We will move up the critical minerals value chain and increase Australia’s footprint in downstream processing. We will make high-value products that build new industries.
So much for Albanese’s “incredible opportunity” with his warm “friend” from Indonesia.
Indonesia is not without its own recent practical difficulties managing its supply chains to create a domestic electric car industry – which at least might provide for some bilateral common understanding of domestic political pressures.
In the lead up to this week’s leaders’ meeting, Widodo’s government extended a moratorium on implementing bans on exports of partly processed minerals such as copper, lead and zinc, while only proceeding with action against bauxite exports which it wants kept for domestic aluminium production. This broader action against concentrate exports was meant to be an extension of the initial controversial ban on nickel exports in 2019.
The government has justified this, in effect, pull back from economic nationalism on the basis that smelters have not yet been built to process the concentrate domestically for use in manufacturing. But it is more likely to reflect the government budget need for immediate revenue from export receipts rather than waiting for the long-term benefits of domestic processing for manufacturing. This is a dilemma Australia also faces as it tries to deal with demands for gas reservation.
Indonesian resources lawyer Bill Sullivan says in a recent note to clients that in the run-up to next year’s elections the Widodo government would be “very uncomfortable indeed” to be seen to be failing to enforce its policies about domestic processing of minerals.
Meanwhile, the International Monetary Fund has used its otherwise mostly complimentary latest consultation report on Indonesia to urge an end to export bans, especially without proper cost benefit analysis.
But before the Albanese government sees this as some sort of relief from Widodo’s pressure to add Australian lithium to his battery supply chain, the new-look more inclusive IMF wilts remarkably fast in taking on one of its rising emerging market members. It says it welcomes Indonesia’s ambitions “to increase value added in exports, attract foreign direct investment, and facilitate transfer of skills and technology”. And it concedes that there has been increased foreign investment in Indonesia to process raw nickel and increased export value due to the interventions.

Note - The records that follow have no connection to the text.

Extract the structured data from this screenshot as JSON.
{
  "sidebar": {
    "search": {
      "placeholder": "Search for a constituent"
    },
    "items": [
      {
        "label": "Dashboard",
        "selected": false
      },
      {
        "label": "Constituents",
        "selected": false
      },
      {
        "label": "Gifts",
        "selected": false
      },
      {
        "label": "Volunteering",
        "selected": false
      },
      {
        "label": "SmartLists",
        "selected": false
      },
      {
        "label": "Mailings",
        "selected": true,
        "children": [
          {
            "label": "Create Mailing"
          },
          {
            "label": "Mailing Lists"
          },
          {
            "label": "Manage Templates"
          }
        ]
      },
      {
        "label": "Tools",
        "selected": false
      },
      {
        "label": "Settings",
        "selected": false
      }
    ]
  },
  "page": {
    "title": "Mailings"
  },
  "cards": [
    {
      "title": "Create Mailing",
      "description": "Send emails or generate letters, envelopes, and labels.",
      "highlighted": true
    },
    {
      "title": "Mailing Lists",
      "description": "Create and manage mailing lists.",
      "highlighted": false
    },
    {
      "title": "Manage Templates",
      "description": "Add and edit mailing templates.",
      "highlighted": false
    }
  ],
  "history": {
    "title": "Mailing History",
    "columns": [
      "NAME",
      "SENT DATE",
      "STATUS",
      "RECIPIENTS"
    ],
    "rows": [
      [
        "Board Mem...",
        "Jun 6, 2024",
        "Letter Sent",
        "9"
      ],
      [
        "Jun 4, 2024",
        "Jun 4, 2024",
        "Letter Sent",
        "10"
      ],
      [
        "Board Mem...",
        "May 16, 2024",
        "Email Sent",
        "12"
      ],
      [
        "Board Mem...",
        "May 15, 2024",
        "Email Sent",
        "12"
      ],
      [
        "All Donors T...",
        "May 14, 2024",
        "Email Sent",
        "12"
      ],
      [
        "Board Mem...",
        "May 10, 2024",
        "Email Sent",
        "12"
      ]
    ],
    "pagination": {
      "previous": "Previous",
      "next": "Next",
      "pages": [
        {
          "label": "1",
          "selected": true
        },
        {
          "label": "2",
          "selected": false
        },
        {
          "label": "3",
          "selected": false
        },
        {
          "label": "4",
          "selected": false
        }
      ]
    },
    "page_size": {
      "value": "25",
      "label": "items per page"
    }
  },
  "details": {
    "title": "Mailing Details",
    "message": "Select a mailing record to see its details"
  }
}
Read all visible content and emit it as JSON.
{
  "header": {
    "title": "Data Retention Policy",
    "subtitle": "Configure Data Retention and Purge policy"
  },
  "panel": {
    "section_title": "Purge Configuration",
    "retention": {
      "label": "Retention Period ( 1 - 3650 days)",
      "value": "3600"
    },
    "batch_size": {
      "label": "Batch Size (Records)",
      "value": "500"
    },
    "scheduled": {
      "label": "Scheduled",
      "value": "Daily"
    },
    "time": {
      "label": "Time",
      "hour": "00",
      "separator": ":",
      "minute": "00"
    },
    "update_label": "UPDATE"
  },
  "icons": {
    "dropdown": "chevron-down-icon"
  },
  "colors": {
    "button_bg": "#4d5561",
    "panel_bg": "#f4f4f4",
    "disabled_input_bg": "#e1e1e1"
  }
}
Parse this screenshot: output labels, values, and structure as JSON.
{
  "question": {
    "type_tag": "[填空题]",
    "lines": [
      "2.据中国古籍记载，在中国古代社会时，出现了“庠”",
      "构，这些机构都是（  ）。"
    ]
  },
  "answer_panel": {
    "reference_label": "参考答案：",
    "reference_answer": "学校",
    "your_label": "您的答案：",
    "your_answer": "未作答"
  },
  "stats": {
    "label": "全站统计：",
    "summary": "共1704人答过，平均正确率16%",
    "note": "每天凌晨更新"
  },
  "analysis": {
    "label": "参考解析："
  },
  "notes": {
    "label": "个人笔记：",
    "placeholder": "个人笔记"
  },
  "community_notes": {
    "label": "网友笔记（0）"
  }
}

This tussle over lithium is a case study in how the balance of power has shifted so much from when Australia was a bigger economy than Indonesia by any measure and development aid was a more significant part of the economic diplomacy relationship.
The obvious answer is for Indonesian companies to quietly invest in lithium mining here much the same way Japanese companies invested in mines rather than companies in the sensitive post-Pacific War years. But they would want clarity that lithium could be exported to Indonesia rather than subjected to some form of reservation for a putative Australian battery industry or subject to American definitions of acceptable supply chains.
The Lowy Institute’s Hilman Palaon explains how Widodo’s electric vehicle legacy ambitions slot into Indonesia’s broader economic development trajectory which is central to the DFAT Blueprint ambitions for greater complementarity.
And this will require Australian politicians to explain the changed power dynamics when public opinion revealed in the regular Lowy Poll results shows that sentiment towards Indonesian is still only lukewarm, as Ryan Neelam has detailed.
And on that note despite the assertions of personal warmth, explaining the new Indonesia didn’t rate highly as Albanese burst forth in radio and television interviews on Wednesday after this week’s annual leaders’ meeting. Out of five interviews, Australia’s closest Asian neighbour was briefly mentioned in two as more democratic than China and a fast-growing economy. Cricket rivalry with England consumed more air-time in all five.
* Greg Earl edited and contributed to A Blueprint for Trade and Investment with Indonesia.